#### Work to be completed:
Output all the data below verbatim.

Top of Dataset records

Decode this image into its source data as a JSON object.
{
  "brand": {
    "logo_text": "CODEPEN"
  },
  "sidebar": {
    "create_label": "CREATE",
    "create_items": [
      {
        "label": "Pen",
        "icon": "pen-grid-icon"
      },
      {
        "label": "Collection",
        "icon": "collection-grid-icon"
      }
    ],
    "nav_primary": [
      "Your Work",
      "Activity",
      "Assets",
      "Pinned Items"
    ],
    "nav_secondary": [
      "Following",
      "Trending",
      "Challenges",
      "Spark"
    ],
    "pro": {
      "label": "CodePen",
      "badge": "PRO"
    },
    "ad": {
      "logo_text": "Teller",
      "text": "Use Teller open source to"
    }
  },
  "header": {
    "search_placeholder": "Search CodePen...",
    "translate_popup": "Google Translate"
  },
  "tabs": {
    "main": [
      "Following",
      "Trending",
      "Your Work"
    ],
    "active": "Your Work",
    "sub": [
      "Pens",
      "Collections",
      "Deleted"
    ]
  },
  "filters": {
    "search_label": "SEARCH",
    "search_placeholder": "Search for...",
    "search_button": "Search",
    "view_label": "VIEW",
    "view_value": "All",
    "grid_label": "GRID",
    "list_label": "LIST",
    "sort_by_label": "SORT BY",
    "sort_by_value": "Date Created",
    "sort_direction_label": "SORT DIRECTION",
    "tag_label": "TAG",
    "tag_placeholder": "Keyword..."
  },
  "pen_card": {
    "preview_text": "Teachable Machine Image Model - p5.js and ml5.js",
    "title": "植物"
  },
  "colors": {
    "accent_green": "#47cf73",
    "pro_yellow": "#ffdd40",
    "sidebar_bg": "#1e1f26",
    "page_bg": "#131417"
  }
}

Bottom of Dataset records

#### Task solution:
Decode this image into its source data as a JSON object.
{
  "brand": {
    "logo_text": "CODEPEN"
  },
  "sidebar": {
    "create_label": "CREATE",
    "create_items": [
      {
        "label": "Pen",
        "icon": "pen-grid-icon"
      },
      {
        "label": "Collection",
        "icon": "collection-grid-icon"
      }
    ],
    "nav_primary": [
      "Your Work",
      "Activity",
      "Assets",
      "Pinned Items"
    ],
    "nav_secondary": [
      "Following",
      "Trending",
      "Challenges",
      "Spark"
    ],
    "pro": {
      "label": "CodePen",
      "badge": "PRO"
    },
    "ad": {
      "logo_text": "Teller",
      "text": "Use Teller open source to"
    }
  },
  "header": {
    "search_placeholder": "Search CodePen...",
    "translate_popup": "Google Translate"
  },
  "tabs": {
    "main": [
      "Following",
      "Trending",
      "Your Work"
    ],
    "active": "Your Work",
    "sub": [
      "Pens",
      "Collections",
      "Deleted"
    ]
  },
  "filters": {
    "search_label": "SEARCH",
    "search_placeholder": "Search for...",
    "search_button": "Search",
    "view_label": "VIEW",
    "view_value": "All",
    "grid_label": "GRID",
    "list_label": "LIST",
    "sort_by_label": "SORT BY",
    "sort_by_value": "Date Created",
    "sort_direction_label": "SORT DIRECTION",
    "tag_label": "TAG",
    "tag_placeholder": "Keyword..."
  },
  "pen_card": {
    "preview_text": "Teachable Machine Image Model - p5.js and ml5.js",
    "title": "植物"
  },
  "colors": {
    "accent_green": "#47cf73",
    "pro_yellow": "#ffdd40",
    "sidebar_bg": "#1e1f26",
    "page_bg": "#131417"
  }
}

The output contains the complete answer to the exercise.